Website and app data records
◆ ◆ ◆ ◆ ◆ ◆ ◆
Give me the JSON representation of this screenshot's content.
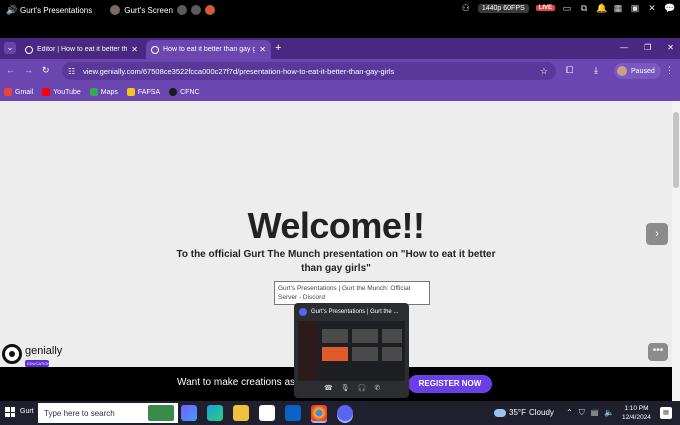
{
  "discord_overlay": {
    "channel": "Gurt's Presentations",
    "screen": "Gurt's Screen",
    "quality": "1440p 60FPS",
    "live": "LIVE"
  },
  "browser": {
    "tabs": [
      {
        "label": "Editor | How to eat it better than gay girls",
        "active": false
      },
      {
        "label": "How to eat it better than gay girls",
        "active": true
      }
    ],
    "url": "view.genially.com/67508ce3522fcca000c27f7d/presentation-how-to-eat-it-better-than-gay-girls",
    "profile_label": "Paused",
    "bookmarks": [
      {
        "label": "Gmail",
        "icon": "gmail-icon",
        "color": "#ea4335"
      },
      {
        "label": "YouTube",
        "icon": "youtube-icon",
        "color": "#ff0000"
      },
      {
        "label": "Maps",
        "icon": "maps-icon",
        "color": "#34a853"
      },
      {
        "label": "FAFSA",
        "icon": "fafsa-icon",
        "color": "#f5c518"
      },
      {
        "label": "CFNC",
        "icon": "cfnc-icon",
        "color": "#1a1a1a"
      }
    ]
  },
  "page": {
    "title": "Welcome!!",
    "subtitle": "To the official Gurt The Munch presentation on \"How to eat it better than gay girls\"",
    "tooltip": "Gurt's Presentations | Gurt the Munch: Official Server - Discord",
    "logo_text": "genially",
    "logo_badge": "EDUCATION",
    "promo_text": "Want to make creations as",
    "register_label": "REGISTER NOW"
  },
  "popup": {
    "title": "Gurt's Presentations | Gurt the ..."
  },
  "taskbar": {
    "user_label": "Gurt",
    "search_placeholder": "Type here to search",
    "temperature": "35°F",
    "condition": "Cloudy",
    "time": "1:10 PM",
    "date": "12/4/2024"
  },
  "colors": {
    "browser_accent": "#6b46b0",
    "register_button": "#6a3fe6",
    "live_badge": "#ed4245"
  }
}
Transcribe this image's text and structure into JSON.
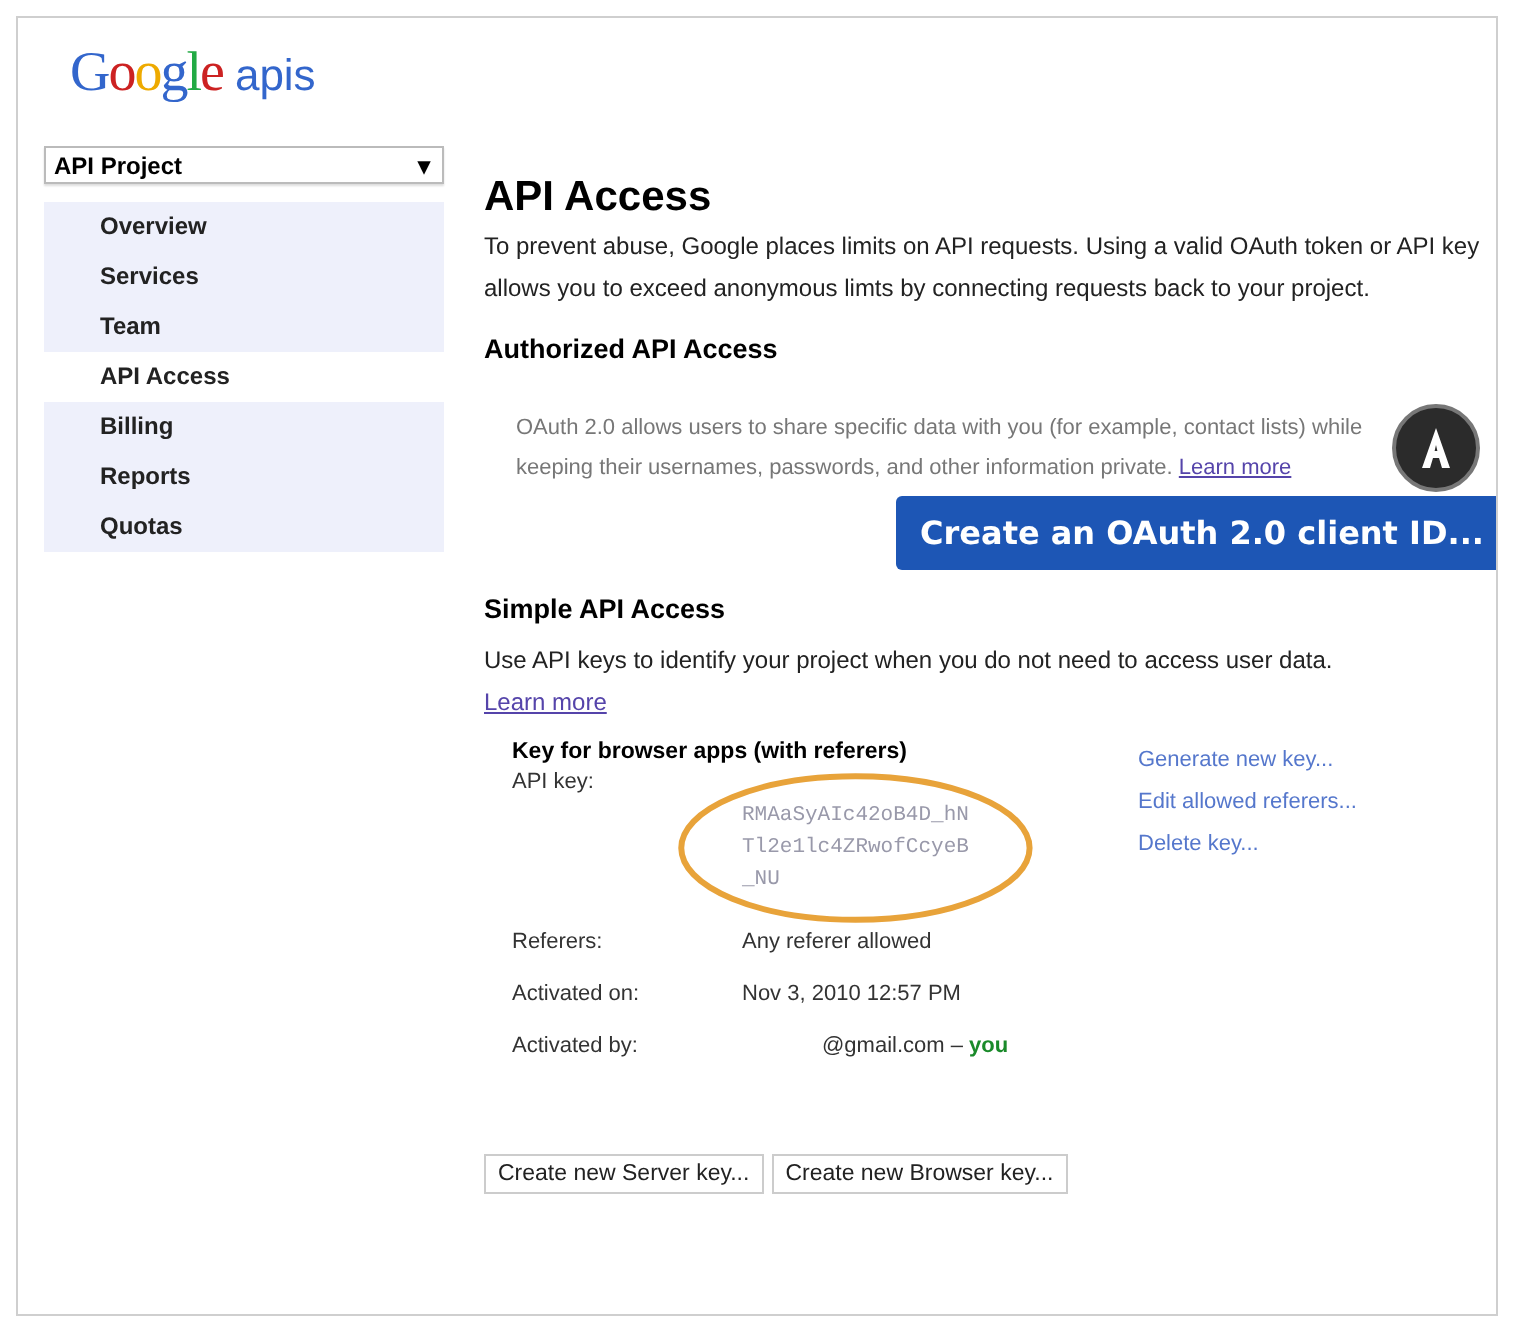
{
  "logo": {
    "letters": [
      "G",
      "o",
      "o",
      "g",
      "l",
      "e"
    ],
    "suffix": "apis"
  },
  "project_select": {
    "value": "API Project",
    "caret": "▾"
  },
  "sidebar": {
    "items": [
      {
        "label": "Overview",
        "selected": false
      },
      {
        "label": "Services",
        "selected": false
      },
      {
        "label": "Team",
        "selected": false
      },
      {
        "label": "API Access",
        "selected": true
      },
      {
        "label": "Billing",
        "selected": false
      },
      {
        "label": "Reports",
        "selected": false
      },
      {
        "label": "Quotas",
        "selected": false
      }
    ]
  },
  "main": {
    "title": "API Access",
    "intro": "To prevent abuse, Google places limits on API requests. Using a valid OAuth token or API key allows you to exceed anonymous limts by connecting requests back to your project.",
    "authorized": {
      "heading": "Authorized API Access",
      "text": "OAuth 2.0 allows users to share specific data with you (for example, contact lists) while keeping their usernames, passwords, and other information private.",
      "link": "Learn more",
      "button": "Create an OAuth 2.0 client ID..."
    },
    "simple": {
      "heading": "Simple API Access",
      "text": "Use API keys to identify your project when you do not need to access user data.",
      "link": "Learn more",
      "key": {
        "heading": "Key for browser apps (with referers)",
        "rows": [
          {
            "label": "API key:",
            "kind": "key",
            "value_lines": [
              "RMAaSyAIc42oB4D_hN",
              "Tl2e1lc4ZRwofCcyeB",
              "_NU"
            ]
          },
          {
            "label": "Referers:",
            "kind": "text",
            "value": "Any referer allowed"
          },
          {
            "label": "Activated on:",
            "kind": "text",
            "value": "Nov 3, 2010 12:57 PM"
          },
          {
            "label": "Activated by:",
            "kind": "user",
            "value": "@gmail.com",
            "separator": "–",
            "badge": "you"
          }
        ],
        "actions": [
          "Generate new key...",
          "Edit allowed referers...",
          "Delete key..."
        ]
      },
      "buttons": [
        "Create new Server key...",
        "Create new Browser key..."
      ]
    }
  }
}
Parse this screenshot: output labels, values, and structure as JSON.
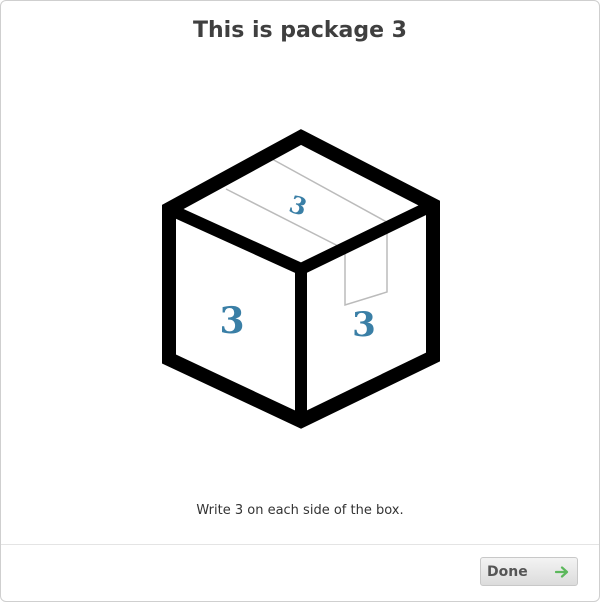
{
  "dialog": {
    "title": "This is package 3",
    "instruction": "Write 3 on each side of the box.",
    "done_label": "Done",
    "done_icon": "arrow-right-icon",
    "accent_color": "#5cb85c"
  },
  "package": {
    "number": "3",
    "label_color": "#3a7fa6",
    "outline_color": "#000000",
    "tape_color": "#bbbbbb"
  }
}
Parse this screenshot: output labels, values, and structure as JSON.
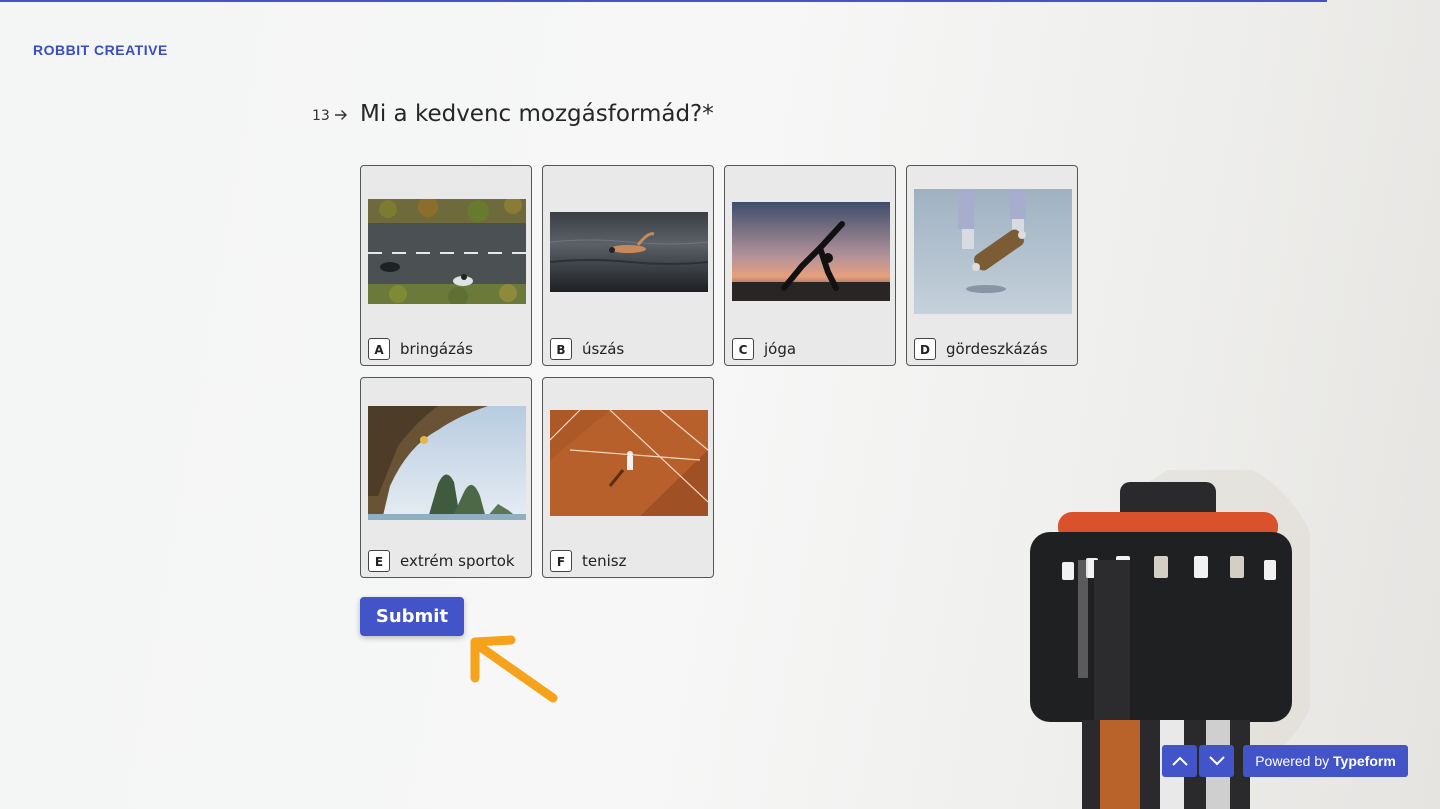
{
  "brand": {
    "logo": "ROBBIT CREATIVE"
  },
  "question": {
    "number": "13",
    "arrow_icon": "arrow-right-icon",
    "title": "Mi a kedvenc mozgásformád?*"
  },
  "choices": [
    {
      "key": "A",
      "label": "bringázás"
    },
    {
      "key": "B",
      "label": "úszás"
    },
    {
      "key": "C",
      "label": "jóga"
    },
    {
      "key": "D",
      "label": "gördeszkázás"
    },
    {
      "key": "E",
      "label": "extrém sportok"
    },
    {
      "key": "F",
      "label": "tenisz"
    }
  ],
  "submit": {
    "label": "Submit"
  },
  "footer": {
    "nav_up_icon": "chevron-up-icon",
    "nav_down_icon": "chevron-down-icon",
    "powered_prefix": "Powered by",
    "powered_brand": "Typeform"
  },
  "colors": {
    "accent": "#4353c8",
    "annotation_arrow": "#f7a21b"
  }
}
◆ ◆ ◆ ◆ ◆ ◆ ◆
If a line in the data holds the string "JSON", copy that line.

Result for this exercise ▸
Give me the JSON representation of this screenshot's content.
Transcribe this image's text and structure into JSON.
Parse this screenshot: output labels, values, and structure as JSON.
Parse this screenshot: output labels, values, and structure as JSON.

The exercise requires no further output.